**Exercise**
Report every line in the listing below where the string "Oportunidades" shows up.

**Dataset content**

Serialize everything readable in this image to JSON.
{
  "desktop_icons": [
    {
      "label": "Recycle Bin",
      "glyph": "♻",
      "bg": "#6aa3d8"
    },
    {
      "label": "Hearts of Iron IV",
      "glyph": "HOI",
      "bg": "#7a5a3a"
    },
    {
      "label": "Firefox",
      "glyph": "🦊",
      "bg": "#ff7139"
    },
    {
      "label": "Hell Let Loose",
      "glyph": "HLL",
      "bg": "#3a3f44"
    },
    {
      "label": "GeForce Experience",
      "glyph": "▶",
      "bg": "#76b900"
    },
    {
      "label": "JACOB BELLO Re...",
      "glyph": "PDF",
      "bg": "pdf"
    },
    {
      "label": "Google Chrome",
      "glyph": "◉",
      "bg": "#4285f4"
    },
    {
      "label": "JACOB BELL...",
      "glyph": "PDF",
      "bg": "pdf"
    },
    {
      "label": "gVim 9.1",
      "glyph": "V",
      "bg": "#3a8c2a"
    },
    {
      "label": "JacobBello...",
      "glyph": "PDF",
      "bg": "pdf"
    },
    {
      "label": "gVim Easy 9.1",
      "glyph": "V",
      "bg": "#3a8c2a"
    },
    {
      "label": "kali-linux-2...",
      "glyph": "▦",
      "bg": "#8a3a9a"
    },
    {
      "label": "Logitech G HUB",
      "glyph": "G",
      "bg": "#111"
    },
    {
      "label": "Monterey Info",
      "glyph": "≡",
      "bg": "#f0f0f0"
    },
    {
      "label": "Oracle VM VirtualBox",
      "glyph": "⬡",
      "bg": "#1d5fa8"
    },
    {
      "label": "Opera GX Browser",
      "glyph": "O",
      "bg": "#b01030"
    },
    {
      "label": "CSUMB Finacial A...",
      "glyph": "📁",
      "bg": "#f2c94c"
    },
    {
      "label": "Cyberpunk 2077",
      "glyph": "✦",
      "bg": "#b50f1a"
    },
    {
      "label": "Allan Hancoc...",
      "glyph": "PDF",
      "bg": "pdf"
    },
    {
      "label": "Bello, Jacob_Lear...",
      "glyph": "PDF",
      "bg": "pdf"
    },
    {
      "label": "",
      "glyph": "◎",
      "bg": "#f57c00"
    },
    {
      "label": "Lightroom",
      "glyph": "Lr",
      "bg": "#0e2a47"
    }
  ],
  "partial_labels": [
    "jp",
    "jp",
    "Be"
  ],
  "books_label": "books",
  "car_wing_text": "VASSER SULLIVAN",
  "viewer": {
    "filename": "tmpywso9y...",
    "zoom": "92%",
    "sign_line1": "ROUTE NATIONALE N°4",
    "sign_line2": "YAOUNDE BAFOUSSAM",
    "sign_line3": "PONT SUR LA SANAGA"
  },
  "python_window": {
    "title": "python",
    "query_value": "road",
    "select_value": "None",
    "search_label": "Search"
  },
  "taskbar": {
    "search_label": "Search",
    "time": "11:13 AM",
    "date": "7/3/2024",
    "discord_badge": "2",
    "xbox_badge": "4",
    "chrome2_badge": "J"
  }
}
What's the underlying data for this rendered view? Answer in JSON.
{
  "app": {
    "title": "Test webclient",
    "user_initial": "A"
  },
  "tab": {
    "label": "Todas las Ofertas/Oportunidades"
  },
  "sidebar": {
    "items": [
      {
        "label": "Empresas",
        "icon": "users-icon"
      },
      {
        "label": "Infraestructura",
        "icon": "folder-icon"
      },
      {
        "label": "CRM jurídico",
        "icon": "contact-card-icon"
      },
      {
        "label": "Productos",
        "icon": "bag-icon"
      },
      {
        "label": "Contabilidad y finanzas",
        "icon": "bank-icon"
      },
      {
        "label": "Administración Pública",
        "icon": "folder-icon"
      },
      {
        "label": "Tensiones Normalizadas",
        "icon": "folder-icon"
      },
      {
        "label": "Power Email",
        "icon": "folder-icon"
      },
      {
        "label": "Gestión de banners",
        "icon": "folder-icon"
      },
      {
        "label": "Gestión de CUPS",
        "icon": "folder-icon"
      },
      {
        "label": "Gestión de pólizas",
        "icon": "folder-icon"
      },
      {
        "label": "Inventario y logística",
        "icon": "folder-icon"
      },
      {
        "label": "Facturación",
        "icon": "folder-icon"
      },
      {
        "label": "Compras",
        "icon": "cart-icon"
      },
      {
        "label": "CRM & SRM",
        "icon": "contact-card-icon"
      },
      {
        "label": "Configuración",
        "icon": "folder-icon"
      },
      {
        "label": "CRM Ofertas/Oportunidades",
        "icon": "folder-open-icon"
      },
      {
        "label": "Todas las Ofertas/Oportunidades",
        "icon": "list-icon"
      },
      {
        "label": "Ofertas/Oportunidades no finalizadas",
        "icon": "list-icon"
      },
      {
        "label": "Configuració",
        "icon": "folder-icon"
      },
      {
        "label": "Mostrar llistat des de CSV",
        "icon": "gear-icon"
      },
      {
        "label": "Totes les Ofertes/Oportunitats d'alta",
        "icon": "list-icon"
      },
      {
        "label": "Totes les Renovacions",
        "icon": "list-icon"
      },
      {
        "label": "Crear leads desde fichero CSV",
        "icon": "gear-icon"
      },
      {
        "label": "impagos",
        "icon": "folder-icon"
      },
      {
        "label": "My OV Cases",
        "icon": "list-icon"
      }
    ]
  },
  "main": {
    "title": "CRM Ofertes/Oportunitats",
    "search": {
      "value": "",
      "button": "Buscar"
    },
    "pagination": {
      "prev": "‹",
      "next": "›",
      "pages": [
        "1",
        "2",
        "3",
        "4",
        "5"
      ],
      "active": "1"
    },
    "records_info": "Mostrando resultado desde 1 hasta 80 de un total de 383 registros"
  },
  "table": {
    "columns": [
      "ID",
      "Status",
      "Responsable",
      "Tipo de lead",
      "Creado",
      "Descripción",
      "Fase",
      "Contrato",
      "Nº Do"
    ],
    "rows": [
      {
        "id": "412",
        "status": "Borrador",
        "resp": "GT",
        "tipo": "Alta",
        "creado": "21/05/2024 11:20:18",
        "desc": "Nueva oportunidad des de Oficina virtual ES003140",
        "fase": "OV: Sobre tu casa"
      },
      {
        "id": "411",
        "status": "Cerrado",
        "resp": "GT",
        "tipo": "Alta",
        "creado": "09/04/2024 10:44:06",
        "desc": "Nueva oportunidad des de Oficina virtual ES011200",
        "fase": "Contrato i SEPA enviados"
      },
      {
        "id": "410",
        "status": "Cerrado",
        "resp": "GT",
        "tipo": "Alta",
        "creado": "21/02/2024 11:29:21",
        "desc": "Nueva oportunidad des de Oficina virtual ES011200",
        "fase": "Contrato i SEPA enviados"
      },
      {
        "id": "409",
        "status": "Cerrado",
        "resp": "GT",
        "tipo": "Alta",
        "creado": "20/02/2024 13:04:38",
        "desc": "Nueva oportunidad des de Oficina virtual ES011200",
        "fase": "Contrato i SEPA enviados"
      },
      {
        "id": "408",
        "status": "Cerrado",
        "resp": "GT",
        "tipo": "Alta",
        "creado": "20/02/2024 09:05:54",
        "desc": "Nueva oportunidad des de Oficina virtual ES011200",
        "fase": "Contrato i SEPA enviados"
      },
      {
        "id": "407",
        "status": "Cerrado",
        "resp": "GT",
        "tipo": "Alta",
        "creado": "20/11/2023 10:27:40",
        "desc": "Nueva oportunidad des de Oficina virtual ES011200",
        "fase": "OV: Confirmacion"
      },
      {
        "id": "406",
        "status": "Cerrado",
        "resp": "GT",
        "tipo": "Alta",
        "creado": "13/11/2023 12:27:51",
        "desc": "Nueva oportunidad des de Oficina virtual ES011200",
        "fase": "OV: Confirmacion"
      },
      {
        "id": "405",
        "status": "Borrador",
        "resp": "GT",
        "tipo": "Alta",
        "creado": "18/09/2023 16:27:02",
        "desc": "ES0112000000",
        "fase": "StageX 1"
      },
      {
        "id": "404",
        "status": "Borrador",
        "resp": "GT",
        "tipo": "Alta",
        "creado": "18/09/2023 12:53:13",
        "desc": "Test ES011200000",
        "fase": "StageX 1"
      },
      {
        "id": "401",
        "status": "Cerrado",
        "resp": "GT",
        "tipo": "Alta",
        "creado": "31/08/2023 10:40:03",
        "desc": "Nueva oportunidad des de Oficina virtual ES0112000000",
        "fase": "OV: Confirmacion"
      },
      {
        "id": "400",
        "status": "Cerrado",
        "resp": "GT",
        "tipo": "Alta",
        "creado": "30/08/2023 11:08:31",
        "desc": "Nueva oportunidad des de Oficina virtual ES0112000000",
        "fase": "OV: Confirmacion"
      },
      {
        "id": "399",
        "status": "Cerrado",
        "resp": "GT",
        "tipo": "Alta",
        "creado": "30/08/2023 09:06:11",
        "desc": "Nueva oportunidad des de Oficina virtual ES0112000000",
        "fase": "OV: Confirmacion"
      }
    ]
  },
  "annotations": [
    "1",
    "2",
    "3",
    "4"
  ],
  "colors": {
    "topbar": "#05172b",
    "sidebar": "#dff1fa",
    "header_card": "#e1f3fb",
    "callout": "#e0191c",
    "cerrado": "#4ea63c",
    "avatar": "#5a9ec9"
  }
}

**Finished exercise**
    "label": "Todas las Ofertas/Oportunidades"
        "label": "CRM Ofertas/Oportunidades",
        "label": "Todas las Ofertas/Oportunidades",
        "label": "Ofertas/Oportunidades no finalizadas",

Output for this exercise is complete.